Facebook paid contractors to transcribe audio of users

Amazon, Apple and Google - all companies offering voice assistants - have previously acknowledged collecting conversations for the objective of improving their products.

Facebook told Bloomberg that it stopped the secretive project last week.

On Tuesday, a spokesman said the company had "paused" the practice "more than a week ago" after other companies' audio listening attracted scrutiny from the press.

"You're talking about this conspiracy theory that gets passed around that we listen to what's going on on your microphone and use that for ads", Facebook CEO Mark Zuckerberg said in US Senate testimony a year ago.

Facebook reportedly said the transcription service can be selected by users in their Messenger settings, and added the data was anonymized before being heard by contractors.

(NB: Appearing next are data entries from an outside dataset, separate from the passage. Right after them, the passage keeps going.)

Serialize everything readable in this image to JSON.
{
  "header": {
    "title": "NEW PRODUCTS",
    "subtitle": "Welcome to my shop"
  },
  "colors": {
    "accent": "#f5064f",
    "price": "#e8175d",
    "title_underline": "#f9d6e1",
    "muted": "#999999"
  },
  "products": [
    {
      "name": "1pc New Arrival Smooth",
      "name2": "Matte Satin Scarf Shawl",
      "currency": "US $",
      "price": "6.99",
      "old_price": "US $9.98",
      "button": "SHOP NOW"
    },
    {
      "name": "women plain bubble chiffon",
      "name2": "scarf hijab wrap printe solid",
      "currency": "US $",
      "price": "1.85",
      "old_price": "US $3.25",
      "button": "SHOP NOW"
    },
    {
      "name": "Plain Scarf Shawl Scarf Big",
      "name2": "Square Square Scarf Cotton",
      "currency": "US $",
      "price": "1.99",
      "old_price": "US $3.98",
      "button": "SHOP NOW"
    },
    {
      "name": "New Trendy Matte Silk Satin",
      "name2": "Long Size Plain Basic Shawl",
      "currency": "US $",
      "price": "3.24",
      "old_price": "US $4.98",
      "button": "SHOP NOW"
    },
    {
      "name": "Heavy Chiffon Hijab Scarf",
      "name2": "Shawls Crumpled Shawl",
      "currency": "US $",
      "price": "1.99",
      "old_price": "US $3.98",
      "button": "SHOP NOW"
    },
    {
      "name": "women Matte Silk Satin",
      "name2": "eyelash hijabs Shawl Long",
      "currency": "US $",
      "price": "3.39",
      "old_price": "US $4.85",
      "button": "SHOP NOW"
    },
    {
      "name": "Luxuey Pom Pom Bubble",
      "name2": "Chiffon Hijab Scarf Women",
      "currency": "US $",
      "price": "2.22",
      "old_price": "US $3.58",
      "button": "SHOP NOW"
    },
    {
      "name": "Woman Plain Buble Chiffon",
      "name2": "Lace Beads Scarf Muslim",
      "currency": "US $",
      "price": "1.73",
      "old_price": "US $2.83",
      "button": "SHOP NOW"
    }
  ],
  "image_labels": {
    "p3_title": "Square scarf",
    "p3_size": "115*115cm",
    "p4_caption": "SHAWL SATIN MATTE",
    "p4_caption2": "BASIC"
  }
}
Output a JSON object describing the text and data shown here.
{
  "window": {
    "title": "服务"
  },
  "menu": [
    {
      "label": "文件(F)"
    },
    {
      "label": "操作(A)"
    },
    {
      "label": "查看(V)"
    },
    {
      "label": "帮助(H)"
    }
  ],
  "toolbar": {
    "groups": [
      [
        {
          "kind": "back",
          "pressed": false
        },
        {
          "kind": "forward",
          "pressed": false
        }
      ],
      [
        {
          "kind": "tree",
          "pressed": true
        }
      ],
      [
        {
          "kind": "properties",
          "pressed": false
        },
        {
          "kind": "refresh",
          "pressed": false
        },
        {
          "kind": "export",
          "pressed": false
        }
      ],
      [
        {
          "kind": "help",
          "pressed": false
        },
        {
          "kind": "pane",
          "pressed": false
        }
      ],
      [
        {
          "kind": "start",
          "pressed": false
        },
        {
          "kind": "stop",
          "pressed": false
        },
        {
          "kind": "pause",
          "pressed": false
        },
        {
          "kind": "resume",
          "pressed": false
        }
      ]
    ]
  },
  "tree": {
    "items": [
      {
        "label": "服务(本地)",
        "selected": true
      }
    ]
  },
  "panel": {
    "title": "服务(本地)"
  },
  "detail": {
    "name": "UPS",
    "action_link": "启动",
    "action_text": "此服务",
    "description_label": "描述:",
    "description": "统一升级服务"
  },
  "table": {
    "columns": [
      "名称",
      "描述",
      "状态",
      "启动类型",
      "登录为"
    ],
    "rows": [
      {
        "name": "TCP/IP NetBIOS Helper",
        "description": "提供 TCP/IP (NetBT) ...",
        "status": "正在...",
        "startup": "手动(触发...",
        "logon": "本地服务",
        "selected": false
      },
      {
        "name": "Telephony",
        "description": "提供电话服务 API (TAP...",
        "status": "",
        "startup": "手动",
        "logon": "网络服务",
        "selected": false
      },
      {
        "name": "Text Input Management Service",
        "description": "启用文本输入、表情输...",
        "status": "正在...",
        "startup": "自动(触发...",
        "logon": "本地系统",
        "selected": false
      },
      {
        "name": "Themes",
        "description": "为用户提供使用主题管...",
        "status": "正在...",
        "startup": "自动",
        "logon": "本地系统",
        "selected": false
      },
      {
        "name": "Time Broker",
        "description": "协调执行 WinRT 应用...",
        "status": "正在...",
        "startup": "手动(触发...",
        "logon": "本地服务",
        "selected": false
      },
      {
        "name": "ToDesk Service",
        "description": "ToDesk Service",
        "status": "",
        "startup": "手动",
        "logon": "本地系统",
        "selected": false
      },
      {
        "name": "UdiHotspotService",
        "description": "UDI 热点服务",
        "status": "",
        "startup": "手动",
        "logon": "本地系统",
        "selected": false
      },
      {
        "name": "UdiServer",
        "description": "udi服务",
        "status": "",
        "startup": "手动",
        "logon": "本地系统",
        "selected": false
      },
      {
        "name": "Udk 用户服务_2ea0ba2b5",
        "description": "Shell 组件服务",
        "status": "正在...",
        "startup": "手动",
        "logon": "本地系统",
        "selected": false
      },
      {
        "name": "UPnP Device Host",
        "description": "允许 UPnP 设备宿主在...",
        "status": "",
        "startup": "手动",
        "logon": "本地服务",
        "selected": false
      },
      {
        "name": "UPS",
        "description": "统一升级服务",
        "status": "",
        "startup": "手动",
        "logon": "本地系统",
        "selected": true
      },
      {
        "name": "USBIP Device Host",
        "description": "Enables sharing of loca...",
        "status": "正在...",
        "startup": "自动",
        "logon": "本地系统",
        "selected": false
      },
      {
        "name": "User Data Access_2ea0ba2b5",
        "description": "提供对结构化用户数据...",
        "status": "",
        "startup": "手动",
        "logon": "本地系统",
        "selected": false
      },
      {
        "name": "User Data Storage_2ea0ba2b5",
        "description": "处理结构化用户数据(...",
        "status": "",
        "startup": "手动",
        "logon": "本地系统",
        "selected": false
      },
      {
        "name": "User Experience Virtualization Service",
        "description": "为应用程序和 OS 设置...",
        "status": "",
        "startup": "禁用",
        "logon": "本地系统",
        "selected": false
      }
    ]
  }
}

"You're talking about this conspiracy theory that gets passed around that we listen to what's going on on your microphone and use that for ads", Zuckerberg told U.S. Senator Gary Peters in April 2018. That's led some contractors to feel their work is unethical, according to the people with knowledge of the matter. Facebook is one of TaskUs's largest and most important clients, but employees aren't allowed to mention publicly who their work is for. They call the client by the code name "Prism".

The audio recordings were generated by Messenger's voice chat transcription option, which lets users send voice messages which are then transcribed by AI for the benefit of their recipient.

But in numerous hearings in front of Congress, CEO Mark Zuckerberg insisted that Facebook only accessed people's microphones when explicitly given permission to do so for features like voice messaging.

Facebook, which just settled a record $5 billion fine with the US Federal Trade Commission for misusing users' private data, has given differing responses to reports that it uses audio recordings to better target ads or make its pages more attractive.

The murkiness of what Facebook did with these recordings is creepy, to say the least.

Facebook hasn't disclosed to users that third parties may review their audio.